Here’s the start of a new series of collaborations withMEL Science, looking at a number of fun chemistry experiments and the explanations behind them. Today’s initial offering looks at how zinc pellets can be transformed into tin hedgehogs with some simple chemistry.
The Chemistry of their Environmental Effects
Many of us enjoyed watching spectacular fireworks displays to usher in the new year. However, the vibrant colours of fireworks belie the effects that they can have on the environment. With this graphic, we take a look at some of the issues that they can cause.
Thallium, ‘The Poisoner’s Poison’
Having already looked at arsenic and cyanide in the previous instalments in this series, our attention turns to thallium, another famed poison. Thallium perhaps doesn’t share quite the same profile as arsenic and cyanide, but despite this it’s perhaps an even more effective compound in ...
It’s Fireworks Night here in the UK tomorrow, which means fireworks (obviously), bonfires and sparklers. We’ve looked at fireworks in a previous post,so this time around it’s time to take a look at the chemicals that go into producing sparklers, and their various roles. In sparklers, there are ...
In the wake of the recent announcement of a new £1 coin to be introduced in 2017, today’s post looks at some of the metals present in the coins of the United Kingdom. All of these coins are produced using alloys, or mixtures of metals; the main metals used include copper, nickel, zinc and iron. ...

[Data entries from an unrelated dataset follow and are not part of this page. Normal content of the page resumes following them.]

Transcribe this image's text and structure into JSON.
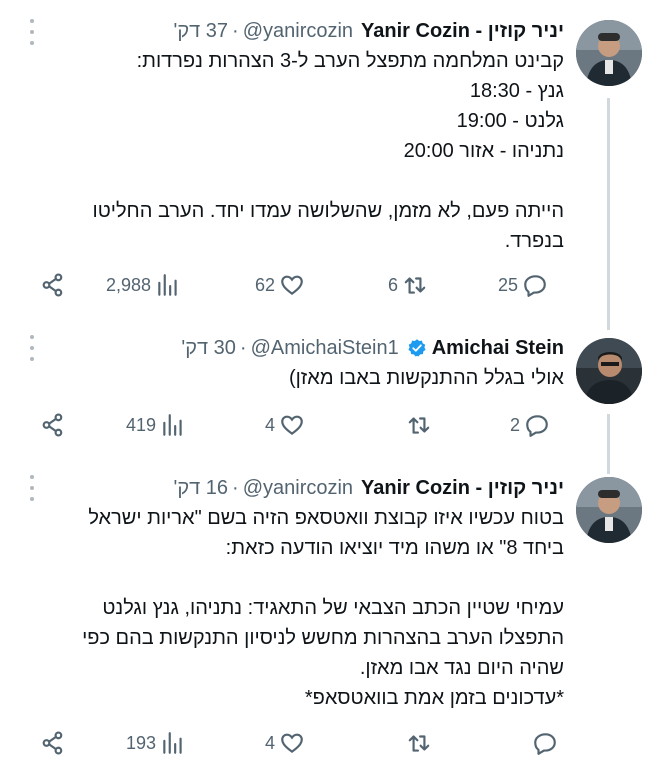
{
  "tweets": [
    {
      "name": "יניר קוזין - Yanir Cozin",
      "handle": "@yanircozin",
      "time": "37 דק'",
      "verified": false,
      "text": "קבינט המלחמה מתפצל הערב ל-3 הצהרות נפרדות:\nגנץ - 18:30\nגלנט - 19:00\nנתניהו - אזור 20:00\n\nהייתה פעם, לא מזמן, שהשלושה עמדו יחד. הערב החליטו בנפרד.",
      "replies": "25",
      "retweets": "6",
      "likes": "62",
      "views": "2,988"
    },
    {
      "name": "Amichai Stein",
      "handle": "@AmichaiStein1",
      "time": "30 דק'",
      "verified": true,
      "text": "אולי בגלל ההתנקשות באבו מאזן)",
      "replies": "2",
      "retweets": "",
      "likes": "4",
      "views": "419"
    },
    {
      "name": "יניר קוזין - Yanir Cozin",
      "handle": "@yanircozin",
      "time": "16 דק'",
      "verified": false,
      "text": "בטוח עכשיו איזו קבוצת וואטסאפ הזיה בשם \"אריות ישראל ביחד 8\" או משהו מיד יוציאו הודעה כזאת:\n\nעמיחי שטיין הכתב הצבאי של התאגיד: נתניהו, גנץ וגלנט התפצלו הערב בהצהרות מחשש לניסיון התנקשות בהם כפי שהיה היום נגד אבו מאזן.\n*עדכונים בזמן אמת בוואטסאפ*",
      "replies": "",
      "retweets": "",
      "likes": "4",
      "views": "193"
    }
  ],
  "colors": {
    "text": "#0f1419",
    "muted": "#536471",
    "verified": "#1d9bf0",
    "thread_line": "#cfd9de"
  },
  "icons": {
    "reply": "reply-icon",
    "retweet": "retweet-icon",
    "like": "like-icon",
    "views": "views-icon",
    "share": "share-icon",
    "more": "more-icon",
    "verified": "verified-badge-icon"
  }
}
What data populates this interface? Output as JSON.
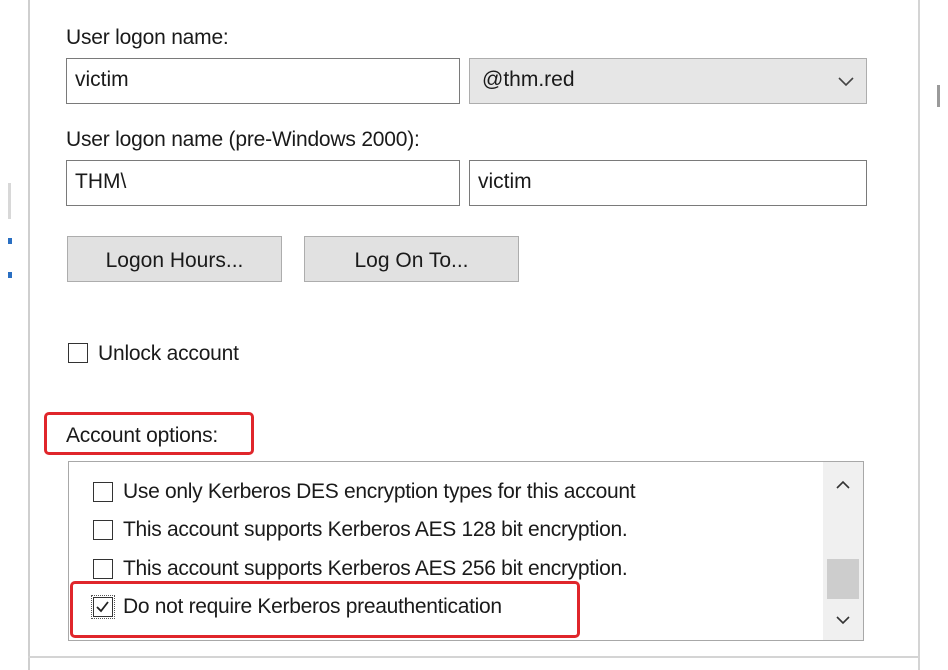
{
  "logon": {
    "label": "User logon name:",
    "name_value": "victim",
    "domain_value": "@thm.red"
  },
  "prewin": {
    "label": "User logon name (pre-Windows 2000):",
    "domain_value": "THM\\",
    "name_value": "victim"
  },
  "buttons": {
    "logon_hours": "Logon Hours...",
    "log_on_to": "Log On To..."
  },
  "unlock": {
    "label": "Unlock account",
    "checked": false
  },
  "account_options": {
    "label": "Account options:",
    "items": [
      {
        "label": "Use only Kerberos DES encryption types for this account",
        "checked": false
      },
      {
        "label": "This account supports Kerberos AES 128 bit encryption.",
        "checked": false
      },
      {
        "label": "This account supports Kerberos AES 256 bit encryption.",
        "checked": false
      },
      {
        "label": "Do not require Kerberos preauthentication",
        "checked": true
      }
    ]
  },
  "icons": {
    "dropdown": "chevron-down-icon",
    "checkmark": "checkmark-icon",
    "scroll_up": "scroll-up-icon",
    "scroll_down": "scroll-down-icon"
  },
  "colors": {
    "highlight": "#e0262b",
    "button_bg": "#e1e1e1",
    "combo_bg": "#e6e6e6"
  }
}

Today’s post looks at an aspect of chemistry we come across every day: alloys.Alloys make up parts of buildings, transport, coins, and plenty of other objects in our daily lives. But what are the different alloys we use made up of, and why do we use them instead of elemental metals? The graphic ...
The metal reactivity series is a commonly taught concept in chemistry, placing the metals, as its name suggests, in order of reactivity from most reactive to least reactive. It’s also a useful tool in predicting the products of simple displacement reactions involving two different metals, as well ...
The colours in fireworks stem from a wide variety of metal compounds – particularly metal salts. ‘Salt’ as a word conjures up images of the normal table salt you probably use every day; whilst this is one type of salt (sodium chloride), in chemistry ‘salt’ refers to any compound thatcontains ...